Today’s Gratuitous Dinosaur Post brings sad tidings. As of this weekend, the Universe of Energy at Disney World’s Epcot is no more, and with it goes its animatronic menagerie of prehistoric beasts. If you prefer your nostalgia in tangible form, they’re selling some commemorative merchandise.
In its original version, the attraction represented a lot that was off-putting about Epcot. The theater segments on energy sources were so stodgy, so infused with belabored portentousness, that they made Spaceship Earth look like Mr. Toad’s Wild Ride. The last film seemed to drag on so long that you almost expected the continents to have a different arrangement by the time it was over.
But oh my, those dinosaurs.
Sure, they’re outdated now; they were already a bit behind the science when Disney rolled them out in 1982. They wouldn’t have been out of place in a Charles R. Knight painting ca. 1900. But they were dead ringers for the dinosaurs pictured in the books I read as a kid, except they were right there, in three dimensions, feeding and fighting and roaring their way through a three-dimensional primordial landscape.
I was still in elementary school the first time I rode U of E, and I don’t think I’ll ever forget that moment when the curtain rose on a family of grazing sauropods and the theater seats started gliding into a swamp that you could literally smell. It was awe-inspiring.I had mixed feelings about the 1996 overhaul. The new theatrical segments with Ellen DeGeneres and Bill Nye were genuinely funny, and much more engaging than their predecessors. But I didn’t care for Ellen’s animatronic cameo during the ride.
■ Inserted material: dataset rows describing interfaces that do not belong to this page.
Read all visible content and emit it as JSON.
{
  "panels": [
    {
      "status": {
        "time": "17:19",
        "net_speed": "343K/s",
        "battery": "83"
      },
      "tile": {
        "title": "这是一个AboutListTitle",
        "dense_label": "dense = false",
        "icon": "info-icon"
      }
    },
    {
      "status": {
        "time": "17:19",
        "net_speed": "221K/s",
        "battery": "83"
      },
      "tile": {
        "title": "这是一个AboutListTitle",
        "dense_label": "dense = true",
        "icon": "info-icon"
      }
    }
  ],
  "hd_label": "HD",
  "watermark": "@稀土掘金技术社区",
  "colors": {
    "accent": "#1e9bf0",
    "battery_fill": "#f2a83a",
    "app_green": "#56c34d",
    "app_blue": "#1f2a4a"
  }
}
The elasmosaur seemed so menacing when I was young that it irked me to see him played for laughs.
Still, I guess the updates gave the ride a new lease on life. Its replacement will be a Guardians of the Galaxy attraction. I have mixed feelings about that, too. The Guardians movies are a lot of fun, but between Disney’s acquisitions of Marvel and Star Wars, the parks are starting to look less like coherent themed areas and more like a patchwork of intellectual properties.
U of E’s last bow didn’t go off without a hitch. It shut down during the sauropod scene, forcing the visitors to evacuate. But the upside is that somebody was on hand to take video, giving us an up-close and well-lit glimpse at the dinosaurs.
We’ve still got the dino ride at Animal Kingdom, assuming they don’t tear it down for an Avatar expansion.